**WORK TO BE COMPLETED**. Return every line below in which "Canal" appears.

**Web page and app entries**.

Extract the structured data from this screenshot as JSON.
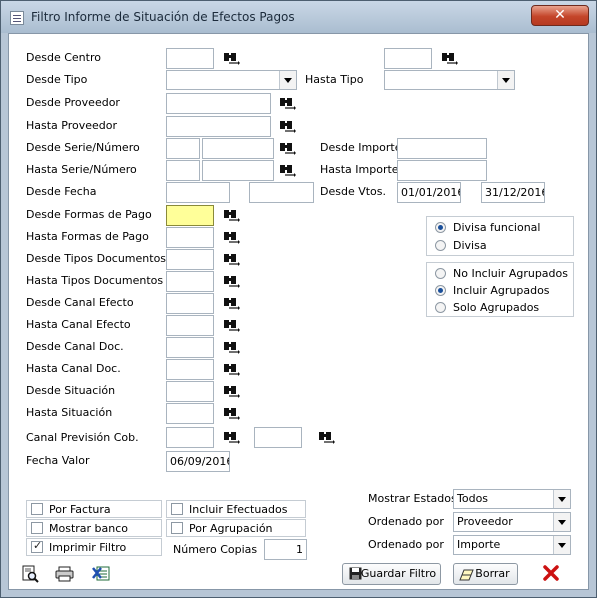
{
  "window": {
    "title": "Filtro Informe de Situación de Efectos Pagos",
    "close": "✕"
  },
  "rows": {
    "desde_centro": "Desde Centro",
    "desde_tipo": "Desde Tipo",
    "hasta_tipo": "Hasta Tipo",
    "desde_proveedor": "Desde Proveedor",
    "hasta_proveedor": "Hasta Proveedor",
    "desde_serie": "Desde Serie/Número",
    "hasta_serie": "Hasta Serie/Número",
    "desde_importe": "Desde Importe",
    "hasta_importe": "Hasta Importe",
    "desde_fecha": "Desde Fecha",
    "desde_vtos": "Desde Vtos.",
    "desde_formas": "Desde Formas de Pago",
    "hasta_formas": "Hasta Formas de Pago",
    "desde_tipos_doc": "Desde Tipos Documentos",
    "hasta_tipos_doc": "Hasta Tipos Documentos",
    "desde_canal_efecto": "Desde Canal Efecto",
    "hasta_canal_efecto": "Hasta Canal Efecto",
    "desde_canal_doc": "Desde Canal Doc.",
    "hasta_canal_doc": "Hasta Canal Doc.",
    "desde_situacion": "Desde Situación",
    "hasta_situacion": "Hasta Situación",
    "canal_prevision": "Canal Previsión Cob.",
    "fecha_valor": "Fecha Valor"
  },
  "values": {
    "vtos_desde": "01/01/2016",
    "vtos_hasta": "31/12/2016",
    "fecha_valor": "06/09/2016",
    "numero_copias": "1"
  },
  "divisa": {
    "funcional": "Divisa funcional",
    "divisa": "Divisa",
    "selected": "funcional"
  },
  "agrupados": {
    "no_incluir": "No Incluir Agrupados",
    "incluir": "Incluir Agrupados",
    "solo": "Solo Agrupados",
    "selected": "incluir"
  },
  "checks": {
    "por_factura": "Por Factura",
    "mostrar_banco": "Mostrar banco",
    "imprimir_filtro": "Imprimir Filtro",
    "incluir_efectuados": "Incluir Efectuados",
    "por_agrupacion": "Por Agrupación",
    "numero_copias": "Número Copias"
  },
  "options": {
    "mostrar_estados_label": "Mostrar Estados",
    "mostrar_estados_value": "Todos",
    "ordenado_por_1_label": "Ordenado por",
    "ordenado_por_1_value": "Proveedor",
    "ordenado_por_2_label": "Ordenado por",
    "ordenado_por_2_value": "Importe"
  },
  "buttons": {
    "guardar": "Guardar Filtro",
    "borrar": "Borrar"
  },
  "colors": {
    "highlight": "#ffff99",
    "close": "#c4452a",
    "cancel_x": "#cc1111"
  }
}
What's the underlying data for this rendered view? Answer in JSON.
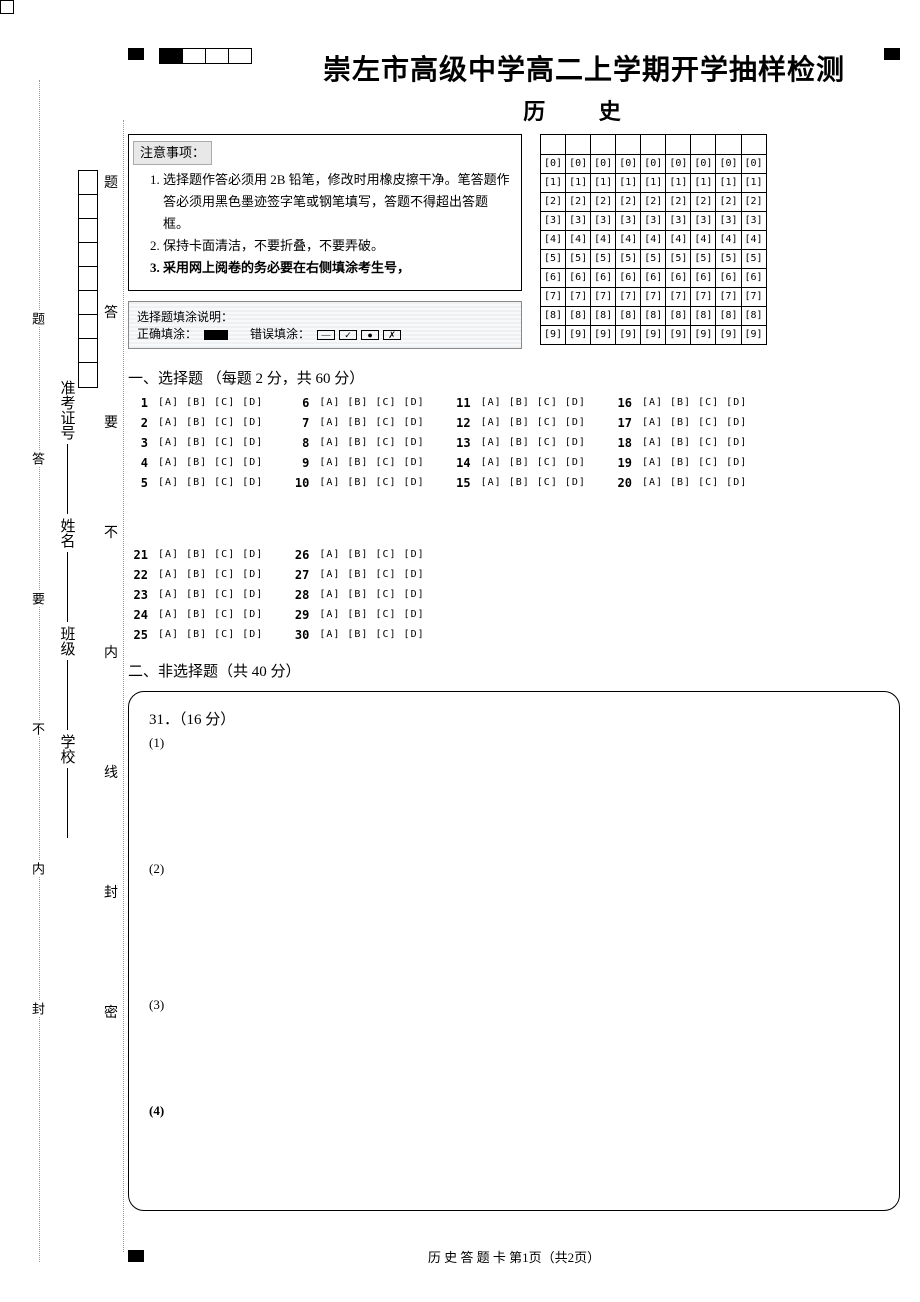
{
  "header": {
    "title": "崇左市高级中学高二上学期开学抽样检测",
    "subject": "历 史"
  },
  "notes": {
    "heading": "注意事项：",
    "items": [
      "选择题作答必须用 2B 铅笔，修改时用橡皮擦干净。笔答题作答必须用黑色墨迹签字笔或钢笔填写，答题不得超出答题框。",
      "保持卡面清洁，不要折叠，不要弄破。",
      "采用网上阅卷的务必要在右侧填涂考生号，"
    ],
    "fill_label": "选择题填涂说明：",
    "correct_label": "正确填涂：",
    "wrong_label": "错误填涂："
  },
  "id_grid": {
    "digits": [
      "0",
      "1",
      "2",
      "3",
      "4",
      "5",
      "6",
      "7",
      "8",
      "9"
    ],
    "cols": 9
  },
  "sections": {
    "mcq_heading": "一、选择题 （每题 2 分，共 60 分）",
    "frq_heading": "二、非选择题（共 40 分）",
    "frq_q": "31．（16 分）",
    "sub1": "(1)",
    "sub2": "(2)",
    "sub3": "(3)",
    "sub4": "(4)"
  },
  "bubble_text": "[A] [B] [C] [D]",
  "mcq_numbers": {
    "col1": [
      "1",
      "2",
      "3",
      "4",
      "5"
    ],
    "col2": [
      "6",
      "7",
      "8",
      "9",
      "10"
    ],
    "col3": [
      "11",
      "12",
      "13",
      "14",
      "15"
    ],
    "col4": [
      "16",
      "17",
      "18",
      "19",
      "20"
    ],
    "col5": [
      "21",
      "22",
      "23",
      "24",
      "25"
    ],
    "col6": [
      "26",
      "27",
      "28",
      "29",
      "30"
    ]
  },
  "gutter": {
    "g1": "题",
    "g2": "答",
    "g3": "要",
    "g4": "不",
    "g5": "内",
    "g6": "线",
    "g7": "封",
    "g8": "密"
  },
  "cut": {
    "c1": "题",
    "c2": "答",
    "c3": "要",
    "c4": "不",
    "c5": "内",
    "c6": "线",
    "vt": "封",
    "vt2": "密"
  },
  "binding": {
    "school": "学校",
    "class": "班级",
    "name": "姓名",
    "ticket": "准考证号"
  },
  "footer": "历 史 答 题 卡  第1页（共2页）"
}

**RESPONSE**.
    "desde_canal_efecto": "Desde Canal Efecto",
    "hasta_canal_efecto": "Hasta Canal Efecto",
    "desde_canal_doc": "Desde Canal Doc.",
    "hasta_canal_doc": "Hasta Canal Doc.",
    "canal_prevision": "Canal Previsión Cob.",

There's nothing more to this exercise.